December 9, 2008 | Permalink | Comments (0) | TrackBack (0)

Monday, December 8, 2008

Oligopolies and Collective Dominance: A Solution in Search of a Problem

Posted by D. Daniel Sokol

Barry E. Hawk, (Skadden and Fordham University) and Giorgio A. Motta (Skadden) discuss Oligopolies and Collective Dominance: A Solution in Search of a Problem.
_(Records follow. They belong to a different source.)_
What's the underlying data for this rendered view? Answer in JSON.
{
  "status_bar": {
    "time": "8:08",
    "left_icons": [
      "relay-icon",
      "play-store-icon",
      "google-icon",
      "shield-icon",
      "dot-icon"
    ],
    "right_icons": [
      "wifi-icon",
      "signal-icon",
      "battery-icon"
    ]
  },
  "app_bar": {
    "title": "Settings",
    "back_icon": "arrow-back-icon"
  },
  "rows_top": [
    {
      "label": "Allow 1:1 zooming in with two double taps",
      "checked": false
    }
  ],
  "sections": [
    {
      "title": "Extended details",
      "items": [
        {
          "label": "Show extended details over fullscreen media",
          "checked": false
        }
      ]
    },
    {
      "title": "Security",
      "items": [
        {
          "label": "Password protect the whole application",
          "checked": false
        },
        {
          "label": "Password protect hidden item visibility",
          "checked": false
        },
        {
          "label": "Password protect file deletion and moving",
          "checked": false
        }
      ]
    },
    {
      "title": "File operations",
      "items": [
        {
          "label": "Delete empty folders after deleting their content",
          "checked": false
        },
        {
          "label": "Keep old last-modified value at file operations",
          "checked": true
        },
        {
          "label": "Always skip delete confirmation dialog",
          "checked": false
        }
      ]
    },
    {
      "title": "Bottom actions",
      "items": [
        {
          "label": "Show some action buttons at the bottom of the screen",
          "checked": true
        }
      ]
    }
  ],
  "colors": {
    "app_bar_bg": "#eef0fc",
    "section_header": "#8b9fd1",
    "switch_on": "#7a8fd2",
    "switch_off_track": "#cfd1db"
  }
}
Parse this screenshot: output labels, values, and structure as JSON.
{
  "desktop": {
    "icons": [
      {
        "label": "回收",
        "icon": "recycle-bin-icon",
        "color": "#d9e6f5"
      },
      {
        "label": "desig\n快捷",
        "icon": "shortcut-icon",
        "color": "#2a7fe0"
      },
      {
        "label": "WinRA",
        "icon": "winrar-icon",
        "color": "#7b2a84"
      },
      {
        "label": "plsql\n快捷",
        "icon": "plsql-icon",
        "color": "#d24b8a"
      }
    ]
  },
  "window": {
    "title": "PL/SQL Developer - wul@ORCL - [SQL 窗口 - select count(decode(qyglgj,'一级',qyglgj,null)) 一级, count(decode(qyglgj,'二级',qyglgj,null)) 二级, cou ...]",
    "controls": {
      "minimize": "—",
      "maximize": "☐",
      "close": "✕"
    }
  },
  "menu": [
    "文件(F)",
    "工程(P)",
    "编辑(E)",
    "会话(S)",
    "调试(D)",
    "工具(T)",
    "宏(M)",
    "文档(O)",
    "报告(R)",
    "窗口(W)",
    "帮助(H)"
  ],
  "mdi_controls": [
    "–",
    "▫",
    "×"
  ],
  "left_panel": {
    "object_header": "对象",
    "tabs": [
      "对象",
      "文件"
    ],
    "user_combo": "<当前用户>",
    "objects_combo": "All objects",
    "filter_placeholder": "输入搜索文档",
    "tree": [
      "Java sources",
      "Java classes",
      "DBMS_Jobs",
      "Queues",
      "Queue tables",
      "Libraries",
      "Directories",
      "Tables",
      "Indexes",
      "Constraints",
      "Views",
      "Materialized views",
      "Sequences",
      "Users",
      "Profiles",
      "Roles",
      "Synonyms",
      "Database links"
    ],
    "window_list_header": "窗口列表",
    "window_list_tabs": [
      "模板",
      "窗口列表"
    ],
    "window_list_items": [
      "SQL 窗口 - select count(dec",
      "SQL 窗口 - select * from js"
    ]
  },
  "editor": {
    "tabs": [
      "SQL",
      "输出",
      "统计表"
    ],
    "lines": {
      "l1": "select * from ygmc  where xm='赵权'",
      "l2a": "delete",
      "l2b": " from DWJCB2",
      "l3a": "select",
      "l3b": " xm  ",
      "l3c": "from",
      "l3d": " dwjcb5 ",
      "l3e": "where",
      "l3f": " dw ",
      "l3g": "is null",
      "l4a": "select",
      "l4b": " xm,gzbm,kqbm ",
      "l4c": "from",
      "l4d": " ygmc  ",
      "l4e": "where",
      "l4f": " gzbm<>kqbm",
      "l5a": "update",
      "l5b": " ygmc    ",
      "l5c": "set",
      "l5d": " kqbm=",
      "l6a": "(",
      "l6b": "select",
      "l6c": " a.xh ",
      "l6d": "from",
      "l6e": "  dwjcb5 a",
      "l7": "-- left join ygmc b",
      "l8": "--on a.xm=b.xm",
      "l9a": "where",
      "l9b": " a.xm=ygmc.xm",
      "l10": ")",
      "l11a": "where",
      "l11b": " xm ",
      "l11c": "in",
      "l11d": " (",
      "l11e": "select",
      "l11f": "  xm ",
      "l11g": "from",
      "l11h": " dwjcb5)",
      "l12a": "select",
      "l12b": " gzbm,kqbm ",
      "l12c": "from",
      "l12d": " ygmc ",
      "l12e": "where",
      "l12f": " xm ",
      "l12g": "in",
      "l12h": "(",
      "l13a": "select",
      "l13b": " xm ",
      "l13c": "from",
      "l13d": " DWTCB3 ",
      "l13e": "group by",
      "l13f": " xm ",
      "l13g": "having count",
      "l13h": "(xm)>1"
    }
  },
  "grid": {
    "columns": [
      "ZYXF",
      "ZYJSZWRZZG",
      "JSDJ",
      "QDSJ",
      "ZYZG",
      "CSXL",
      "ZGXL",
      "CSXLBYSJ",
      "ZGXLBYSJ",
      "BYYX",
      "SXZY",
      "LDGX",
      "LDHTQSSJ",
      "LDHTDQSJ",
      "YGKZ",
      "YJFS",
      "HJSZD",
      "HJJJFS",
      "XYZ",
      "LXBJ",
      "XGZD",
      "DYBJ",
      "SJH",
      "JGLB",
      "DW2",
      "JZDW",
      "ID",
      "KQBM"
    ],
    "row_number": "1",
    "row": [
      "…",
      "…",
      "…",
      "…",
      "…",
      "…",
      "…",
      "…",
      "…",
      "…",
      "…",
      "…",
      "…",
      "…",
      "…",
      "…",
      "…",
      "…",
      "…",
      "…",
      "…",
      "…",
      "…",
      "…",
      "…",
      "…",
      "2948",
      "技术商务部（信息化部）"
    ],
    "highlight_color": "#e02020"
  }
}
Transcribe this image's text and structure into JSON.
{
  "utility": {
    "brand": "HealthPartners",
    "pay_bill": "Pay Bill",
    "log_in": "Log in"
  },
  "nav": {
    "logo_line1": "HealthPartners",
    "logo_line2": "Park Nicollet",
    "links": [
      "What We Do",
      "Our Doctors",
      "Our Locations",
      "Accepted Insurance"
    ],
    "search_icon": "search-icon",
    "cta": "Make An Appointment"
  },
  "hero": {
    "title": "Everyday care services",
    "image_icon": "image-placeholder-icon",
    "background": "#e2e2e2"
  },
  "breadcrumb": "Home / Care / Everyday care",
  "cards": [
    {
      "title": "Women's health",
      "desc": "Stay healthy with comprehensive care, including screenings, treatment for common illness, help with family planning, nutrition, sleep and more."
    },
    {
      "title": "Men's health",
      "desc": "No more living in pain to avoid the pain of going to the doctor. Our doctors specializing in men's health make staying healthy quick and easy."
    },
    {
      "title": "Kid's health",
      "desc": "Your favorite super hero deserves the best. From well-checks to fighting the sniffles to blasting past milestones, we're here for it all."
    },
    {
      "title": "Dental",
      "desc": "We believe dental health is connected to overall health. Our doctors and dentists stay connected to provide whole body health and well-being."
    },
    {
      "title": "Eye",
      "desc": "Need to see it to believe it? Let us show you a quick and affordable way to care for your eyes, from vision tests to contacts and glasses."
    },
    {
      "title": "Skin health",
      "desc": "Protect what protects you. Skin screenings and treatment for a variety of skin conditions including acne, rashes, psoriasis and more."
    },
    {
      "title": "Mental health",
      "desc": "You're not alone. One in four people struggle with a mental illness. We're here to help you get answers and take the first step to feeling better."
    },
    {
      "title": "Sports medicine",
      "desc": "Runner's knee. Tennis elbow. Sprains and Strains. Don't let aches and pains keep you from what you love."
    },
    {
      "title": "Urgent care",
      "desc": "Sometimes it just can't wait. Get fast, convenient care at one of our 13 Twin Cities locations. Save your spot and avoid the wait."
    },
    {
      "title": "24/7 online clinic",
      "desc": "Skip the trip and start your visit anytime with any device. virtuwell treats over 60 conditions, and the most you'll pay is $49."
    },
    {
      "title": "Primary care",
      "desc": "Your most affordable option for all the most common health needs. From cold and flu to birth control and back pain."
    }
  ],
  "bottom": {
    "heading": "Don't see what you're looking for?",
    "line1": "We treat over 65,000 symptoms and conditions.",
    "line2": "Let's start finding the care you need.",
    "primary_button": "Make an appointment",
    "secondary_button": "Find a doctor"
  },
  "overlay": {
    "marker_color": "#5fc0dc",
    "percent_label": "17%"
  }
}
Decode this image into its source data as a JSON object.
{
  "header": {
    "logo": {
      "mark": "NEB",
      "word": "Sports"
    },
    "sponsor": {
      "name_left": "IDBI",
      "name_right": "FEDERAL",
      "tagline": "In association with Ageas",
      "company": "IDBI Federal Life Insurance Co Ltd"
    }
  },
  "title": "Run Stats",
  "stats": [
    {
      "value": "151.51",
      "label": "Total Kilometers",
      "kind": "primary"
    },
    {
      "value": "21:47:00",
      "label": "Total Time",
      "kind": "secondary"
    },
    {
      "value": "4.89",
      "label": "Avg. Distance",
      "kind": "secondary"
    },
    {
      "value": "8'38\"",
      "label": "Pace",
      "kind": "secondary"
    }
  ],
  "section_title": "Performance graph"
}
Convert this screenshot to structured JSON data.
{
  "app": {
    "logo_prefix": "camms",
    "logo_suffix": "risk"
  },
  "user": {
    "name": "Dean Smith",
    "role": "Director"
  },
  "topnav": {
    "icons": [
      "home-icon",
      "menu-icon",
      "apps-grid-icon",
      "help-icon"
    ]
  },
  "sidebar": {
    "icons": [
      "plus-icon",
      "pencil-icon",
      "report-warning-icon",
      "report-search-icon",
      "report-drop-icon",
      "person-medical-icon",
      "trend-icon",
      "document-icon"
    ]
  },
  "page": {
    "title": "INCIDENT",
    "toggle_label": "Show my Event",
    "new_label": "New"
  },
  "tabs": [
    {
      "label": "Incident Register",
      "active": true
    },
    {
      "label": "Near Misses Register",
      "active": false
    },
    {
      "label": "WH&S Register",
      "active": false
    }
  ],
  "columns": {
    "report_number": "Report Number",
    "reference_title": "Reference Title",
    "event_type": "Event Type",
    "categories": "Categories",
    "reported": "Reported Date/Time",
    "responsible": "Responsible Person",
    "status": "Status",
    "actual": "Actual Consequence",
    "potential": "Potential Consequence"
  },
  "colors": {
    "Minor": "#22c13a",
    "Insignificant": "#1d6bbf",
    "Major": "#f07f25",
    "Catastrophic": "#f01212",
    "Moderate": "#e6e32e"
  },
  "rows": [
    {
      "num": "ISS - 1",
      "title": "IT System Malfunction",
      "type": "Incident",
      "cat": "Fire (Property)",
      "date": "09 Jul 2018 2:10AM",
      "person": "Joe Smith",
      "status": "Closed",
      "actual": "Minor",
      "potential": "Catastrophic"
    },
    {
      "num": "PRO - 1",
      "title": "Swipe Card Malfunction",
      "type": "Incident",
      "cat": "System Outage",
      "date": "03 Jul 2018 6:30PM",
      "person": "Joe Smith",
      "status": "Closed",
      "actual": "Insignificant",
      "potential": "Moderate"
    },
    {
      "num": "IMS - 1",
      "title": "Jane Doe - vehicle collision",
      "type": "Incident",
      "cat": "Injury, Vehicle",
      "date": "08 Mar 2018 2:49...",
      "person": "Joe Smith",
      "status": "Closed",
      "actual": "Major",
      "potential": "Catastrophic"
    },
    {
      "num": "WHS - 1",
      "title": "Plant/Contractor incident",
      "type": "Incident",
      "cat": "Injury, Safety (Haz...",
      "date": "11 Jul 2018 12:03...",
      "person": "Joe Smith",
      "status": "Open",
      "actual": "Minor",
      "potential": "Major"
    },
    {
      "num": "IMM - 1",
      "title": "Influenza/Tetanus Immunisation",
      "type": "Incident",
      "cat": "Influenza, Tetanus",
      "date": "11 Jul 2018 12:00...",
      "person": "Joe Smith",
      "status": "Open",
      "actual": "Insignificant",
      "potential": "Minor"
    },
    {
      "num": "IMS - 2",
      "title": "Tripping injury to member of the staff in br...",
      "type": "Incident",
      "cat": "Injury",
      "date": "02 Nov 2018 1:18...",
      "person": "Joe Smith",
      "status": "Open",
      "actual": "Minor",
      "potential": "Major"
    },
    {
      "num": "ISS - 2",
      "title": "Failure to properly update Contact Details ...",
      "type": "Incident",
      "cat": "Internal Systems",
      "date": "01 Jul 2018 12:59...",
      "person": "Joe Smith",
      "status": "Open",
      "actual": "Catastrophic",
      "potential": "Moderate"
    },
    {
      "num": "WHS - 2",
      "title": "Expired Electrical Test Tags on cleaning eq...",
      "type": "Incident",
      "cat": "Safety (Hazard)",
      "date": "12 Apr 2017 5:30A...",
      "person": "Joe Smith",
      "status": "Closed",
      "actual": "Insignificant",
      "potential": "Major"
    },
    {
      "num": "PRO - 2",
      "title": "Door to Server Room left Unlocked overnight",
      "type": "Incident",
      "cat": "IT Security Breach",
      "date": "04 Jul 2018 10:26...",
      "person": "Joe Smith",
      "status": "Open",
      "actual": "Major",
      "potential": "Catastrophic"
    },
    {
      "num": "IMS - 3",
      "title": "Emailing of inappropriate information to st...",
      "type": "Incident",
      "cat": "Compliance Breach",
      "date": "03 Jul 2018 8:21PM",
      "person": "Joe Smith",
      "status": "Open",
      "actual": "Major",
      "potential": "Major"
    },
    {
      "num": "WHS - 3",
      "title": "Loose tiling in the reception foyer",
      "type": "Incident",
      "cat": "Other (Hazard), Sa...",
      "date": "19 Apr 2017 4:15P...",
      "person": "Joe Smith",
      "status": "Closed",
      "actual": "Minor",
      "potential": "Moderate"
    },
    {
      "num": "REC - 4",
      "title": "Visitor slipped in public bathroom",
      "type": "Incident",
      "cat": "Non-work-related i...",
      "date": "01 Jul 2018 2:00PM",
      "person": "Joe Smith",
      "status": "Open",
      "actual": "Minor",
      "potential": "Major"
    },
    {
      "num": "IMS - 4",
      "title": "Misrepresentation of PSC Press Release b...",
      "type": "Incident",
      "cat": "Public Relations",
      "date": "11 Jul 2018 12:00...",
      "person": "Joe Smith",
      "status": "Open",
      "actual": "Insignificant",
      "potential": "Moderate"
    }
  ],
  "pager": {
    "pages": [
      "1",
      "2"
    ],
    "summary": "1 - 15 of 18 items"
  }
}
ABSTRACT: This paper discusses the doctrine of collective dominance under Article 82 of the EC Treaty in the context of oligopolies. Section I discusses the essentially economics oligopoly problem defined here as the extent of subcompetitive performance (e.g., higher prices, lower output, lesser quality, etc.) resulting from interdependence among rivals. Sections II and III respectively discuss two competition law (essentially legal) concerns largely from a U.S. perspective: the oligopoly gap (concern that any subcompetitive performance cannot adequately be addressed by legal prohibitions of abusive/monopolistic unilateral conduct (e.g., Article 82 or section 2 of the Sherman Act)) and the unproved cartel gap (concern that oligopolies provide an environment in which cartels succeed without proof of the legal requisite agreement or concert e.g., Article 81 of the EC Treaty (Article 81) or section 1)). Section IV discusses Article 82 and collective dominance in the oligopoly context, particularly to what extent, if any, collective dominance has been used to address either the oligopoly gap or the unproved cartel gap. Section V discusses several Member State judgments applying collective dominance to oligopolies.

December 8, 2008 | Permalink | Comments (0) | TrackBack (0)